ABOUT THIS TASK
Return the data below exactly as given, except for the images.
[Opening RECORD EXCERPTS section]
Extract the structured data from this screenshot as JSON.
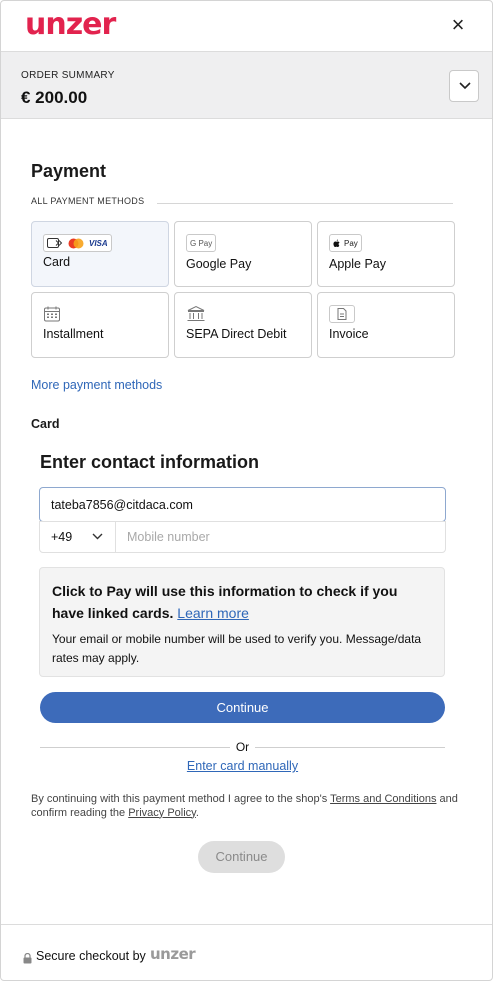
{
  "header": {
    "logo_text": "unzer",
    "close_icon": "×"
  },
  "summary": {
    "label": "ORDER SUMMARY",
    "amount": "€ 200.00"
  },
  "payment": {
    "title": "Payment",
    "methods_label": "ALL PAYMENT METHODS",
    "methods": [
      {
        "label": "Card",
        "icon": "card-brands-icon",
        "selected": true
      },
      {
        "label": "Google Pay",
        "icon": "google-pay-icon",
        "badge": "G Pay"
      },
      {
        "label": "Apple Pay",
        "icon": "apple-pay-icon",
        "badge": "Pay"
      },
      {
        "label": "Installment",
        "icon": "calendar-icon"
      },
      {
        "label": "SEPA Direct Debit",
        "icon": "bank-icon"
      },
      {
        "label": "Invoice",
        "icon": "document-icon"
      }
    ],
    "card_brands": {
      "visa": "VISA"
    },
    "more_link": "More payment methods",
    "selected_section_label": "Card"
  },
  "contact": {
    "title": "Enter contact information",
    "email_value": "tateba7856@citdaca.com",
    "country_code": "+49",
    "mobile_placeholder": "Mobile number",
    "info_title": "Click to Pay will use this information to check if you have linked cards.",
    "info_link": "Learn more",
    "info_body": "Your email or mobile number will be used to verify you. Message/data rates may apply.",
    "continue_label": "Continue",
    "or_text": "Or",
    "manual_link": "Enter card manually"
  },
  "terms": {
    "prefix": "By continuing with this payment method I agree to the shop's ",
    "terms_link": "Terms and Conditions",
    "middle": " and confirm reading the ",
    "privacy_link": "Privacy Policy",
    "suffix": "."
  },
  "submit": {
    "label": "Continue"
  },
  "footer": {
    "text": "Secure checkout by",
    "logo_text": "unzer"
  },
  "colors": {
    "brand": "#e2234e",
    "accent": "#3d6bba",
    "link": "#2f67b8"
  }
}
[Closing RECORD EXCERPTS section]
SOLUTION
Extract the structured data from this screenshot as JSON.
{
  "header": {
    "logo_text": "unzer",
    "close_icon": "×"
  },
  "summary": {
    "label": "ORDER SUMMARY",
    "amount": "€ 200.00"
  },
  "payment": {
    "title": "Payment",
    "methods_label": "ALL PAYMENT METHODS",
    "methods": [
      {
        "label": "Card",
        "icon": "card-brands-icon",
        "selected": true
      },
      {
        "label": "Google Pay",
        "icon": "google-pay-icon",
        "badge": "G Pay"
      },
      {
        "label": "Apple Pay",
        "icon": "apple-pay-icon",
        "badge": "Pay"
      },
      {
        "label": "Installment",
        "icon": "calendar-icon"
      },
      {
        "label": "SEPA Direct Debit",
        "icon": "bank-icon"
      },
      {
        "label": "Invoice",
        "icon": "document-icon"
      }
    ],
    "card_brands": {
      "visa": "VISA"
    },
    "more_link": "More payment methods",
    "selected_section_label": "Card"
  },
  "contact": {
    "title": "Enter contact information",
    "email_value": "tateba7856@citdaca.com",
    "country_code": "+49",
    "mobile_placeholder": "Mobile number",
    "info_title": "Click to Pay will use this information to check if you have linked cards.",
    "info_link": "Learn more",
    "info_body": "Your email or mobile number will be used to verify you. Message/data rates may apply.",
    "continue_label": "Continue",
    "or_text": "Or",
    "manual_link": "Enter card manually"
  },
  "terms": {
    "prefix": "By continuing with this payment method I agree to the shop's ",
    "terms_link": "Terms and Conditions",
    "middle": " and confirm reading the ",
    "privacy_link": "Privacy Policy",
    "suffix": "."
  },
  "submit": {
    "label": "Continue"
  },
  "footer": {
    "text": "Secure checkout by",
    "logo_text": "unzer"
  },
  "colors": {
    "brand": "#e2234e",
    "accent": "#3d6bba",
    "link": "#2f67b8"
  }
}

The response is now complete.